• PROMPT:
For each entry below, output it exactly as it stands.

• PROVIDED MATERIAL:
═══
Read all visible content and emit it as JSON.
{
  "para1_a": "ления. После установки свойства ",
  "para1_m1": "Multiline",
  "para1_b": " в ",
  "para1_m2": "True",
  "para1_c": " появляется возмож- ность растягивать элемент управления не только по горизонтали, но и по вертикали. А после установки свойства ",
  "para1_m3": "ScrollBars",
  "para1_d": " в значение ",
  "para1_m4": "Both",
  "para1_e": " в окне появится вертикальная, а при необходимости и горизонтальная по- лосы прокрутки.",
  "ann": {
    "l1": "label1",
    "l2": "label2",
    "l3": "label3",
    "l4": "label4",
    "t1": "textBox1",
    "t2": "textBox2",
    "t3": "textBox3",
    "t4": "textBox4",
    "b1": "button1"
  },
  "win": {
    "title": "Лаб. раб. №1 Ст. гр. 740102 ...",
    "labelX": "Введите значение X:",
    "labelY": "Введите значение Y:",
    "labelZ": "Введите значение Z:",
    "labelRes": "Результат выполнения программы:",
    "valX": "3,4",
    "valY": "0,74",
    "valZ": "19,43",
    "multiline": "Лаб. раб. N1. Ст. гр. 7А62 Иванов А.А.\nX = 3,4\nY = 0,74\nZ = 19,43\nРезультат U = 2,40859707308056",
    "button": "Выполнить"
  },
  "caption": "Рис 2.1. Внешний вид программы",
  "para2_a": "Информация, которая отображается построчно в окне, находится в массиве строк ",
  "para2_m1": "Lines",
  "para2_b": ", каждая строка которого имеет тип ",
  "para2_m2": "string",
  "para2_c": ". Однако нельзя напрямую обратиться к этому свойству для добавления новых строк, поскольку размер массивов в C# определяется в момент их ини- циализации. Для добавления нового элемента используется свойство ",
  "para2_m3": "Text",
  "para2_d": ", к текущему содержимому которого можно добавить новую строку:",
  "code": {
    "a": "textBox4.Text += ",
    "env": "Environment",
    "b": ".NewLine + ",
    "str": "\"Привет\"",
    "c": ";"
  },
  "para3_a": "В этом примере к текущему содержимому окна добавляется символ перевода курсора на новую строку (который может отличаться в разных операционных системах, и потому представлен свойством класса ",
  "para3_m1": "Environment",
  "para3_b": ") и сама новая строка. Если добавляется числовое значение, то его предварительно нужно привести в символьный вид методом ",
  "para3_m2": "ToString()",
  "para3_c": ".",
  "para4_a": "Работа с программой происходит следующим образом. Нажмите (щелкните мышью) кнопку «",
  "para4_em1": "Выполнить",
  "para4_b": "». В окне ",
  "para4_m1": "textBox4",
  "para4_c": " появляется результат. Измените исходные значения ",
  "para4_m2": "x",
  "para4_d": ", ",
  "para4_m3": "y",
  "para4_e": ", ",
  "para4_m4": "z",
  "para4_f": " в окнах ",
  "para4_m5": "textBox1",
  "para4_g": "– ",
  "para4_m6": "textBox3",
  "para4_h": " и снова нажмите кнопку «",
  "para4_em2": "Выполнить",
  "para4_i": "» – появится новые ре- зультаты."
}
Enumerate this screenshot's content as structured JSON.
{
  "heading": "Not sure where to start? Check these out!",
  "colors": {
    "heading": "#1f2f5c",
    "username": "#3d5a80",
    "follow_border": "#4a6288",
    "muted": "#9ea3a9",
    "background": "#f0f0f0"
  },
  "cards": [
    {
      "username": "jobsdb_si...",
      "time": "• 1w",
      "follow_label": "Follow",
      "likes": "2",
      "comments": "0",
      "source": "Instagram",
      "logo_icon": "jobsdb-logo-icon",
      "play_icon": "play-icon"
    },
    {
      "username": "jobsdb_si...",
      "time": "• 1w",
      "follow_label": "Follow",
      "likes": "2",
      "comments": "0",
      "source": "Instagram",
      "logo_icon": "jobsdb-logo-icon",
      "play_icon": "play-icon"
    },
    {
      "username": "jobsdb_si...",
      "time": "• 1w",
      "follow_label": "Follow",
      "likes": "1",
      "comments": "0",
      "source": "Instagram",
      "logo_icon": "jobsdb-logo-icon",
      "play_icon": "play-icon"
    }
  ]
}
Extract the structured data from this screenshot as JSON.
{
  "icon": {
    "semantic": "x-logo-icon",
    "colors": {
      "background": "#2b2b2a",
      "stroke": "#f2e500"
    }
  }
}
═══
• TASK RESULT:
Read all visible content and emit it as JSON.
{
  "para1_a": "ления. После установки свойства ",
  "para1_m1": "Multiline",
  "para1_b": " в ",
  "para1_m2": "True",
  "para1_c": " появляется возмож- ность растягивать элемент управления не только по горизонтали, но и по вертикали. А после установки свойства ",
  "para1_m3": "ScrollBars",
  "para1_d": " в значение ",
  "para1_m4": "Both",
  "para1_e": " в окне появится вертикальная, а при необходимости и горизонтальная по- лосы прокрутки.",
  "ann": {
    "l1": "label1",
    "l2": "label2",
    "l3": "label3",
    "l4": "label4",
    "t1": "textBox1",
    "t2": "textBox2",
    "t3": "textBox3",
    "t4": "textBox4",
    "b1": "button1"
  },
  "win": {
    "title": "Лаб. раб. №1 Ст. гр. 740102 ...",
    "labelX": "Введите значение X:",
    "labelY": "Введите значение Y:",
    "labelZ": "Введите значение Z:",
    "labelRes": "Результат выполнения программы:",
    "valX": "3,4",
    "valY": "0,74",
    "valZ": "19,43",
    "multiline": "Лаб. раб. N1. Ст. гр. 7А62 Иванов А.А.\nX = 3,4\nY = 0,74\nZ = 19,43\nРезультат U = 2,40859707308056",
    "button": "Выполнить"
  },
  "caption": "Рис 2.1. Внешний вид программы",
  "para2_a": "Информация, которая отображается построчно в окне, находится в массиве строк ",
  "para2_m1": "Lines",
  "para2_b": ", каждая строка которого имеет тип ",
  "para2_m2": "string",
  "para2_c": ". Однако нельзя напрямую обратиться к этому свойству для добавления новых строк, поскольку размер массивов в C# определяется в момент их ини- циализации. Для добавления нового элемента используется свойство ",
  "para2_m3": "Text",
  "para2_d": ", к текущему содержимому которого можно добавить новую строку:",
  "code": {
    "a": "textBox4.Text += ",
    "env": "Environment",
    "b": ".NewLine + ",
    "str": "\"Привет\"",
    "c": ";"
  },
  "para3_a": "В этом примере к текущему содержимому окна добавляется символ перевода курсора на новую строку (который может отличаться в разных операционных системах, и потому представлен свойством класса ",
  "para3_m1": "Environment",
  "para3_b": ") и сама новая строка. Если добавляется числовое значение, то его предварительно нужно привести в символьный вид методом ",
  "para3_m2": "ToString()",
  "para3_c": ".",
  "para4_a": "Работа с программой происходит следующим образом. Нажмите (щелкните мышью) кнопку «",
  "para4_em1": "Выполнить",
  "para4_b": "». В окне ",
  "para4_m1": "textBox4",
  "para4_c": " появляется результат. Измените исходные значения ",
  "para4_m2": "x",
  "para4_d": ", ",
  "para4_m3": "y",
  "para4_e": ", ",
  "para4_m4": "z",
  "para4_f": " в окнах ",
  "para4_m5": "textBox1",
  "para4_g": "– ",
  "para4_m6": "textBox3",
  "para4_h": " и снова нажмите кнопку «",
  "para4_em2": "Выполнить",
  "para4_i": "» – появится новые ре- зультаты."
}
Enumerate this screenshot's content as structured JSON.
{
  "heading": "Not sure where to start? Check these out!",
  "colors": {
    "heading": "#1f2f5c",
    "username": "#3d5a80",
    "follow_border": "#4a6288",
    "muted": "#9ea3a9",
    "background": "#f0f0f0"
  },
  "cards": [
    {
      "username": "jobsdb_si...",
      "time": "• 1w",
      "follow_label": "Follow",
      "likes": "2",
      "comments": "0",
      "source": "Instagram",
      "logo_icon": "jobsdb-logo-icon",
      "play_icon": "play-icon"
    },
    {
      "username": "jobsdb_si...",
      "time": "• 1w",
      "follow_label": "Follow",
      "likes": "2",
      "comments": "0",
      "source": "Instagram",
      "logo_icon": "jobsdb-logo-icon",
      "play_icon": "play-icon"
    },
    {
      "username": "jobsdb_si...",
      "time": "• 1w",
      "follow_label": "Follow",
      "likes": "1",
      "comments": "0",
      "source": "Instagram",
      "logo_icon": "jobsdb-logo-icon",
      "play_icon": "play-icon"
    }
  ]
}
Extract the structured data from this screenshot as JSON.
{
  "icon": {
    "semantic": "x-logo-icon",
    "colors": {
      "background": "#2b2b2a",
      "stroke": "#f2e500"
    }
  }
}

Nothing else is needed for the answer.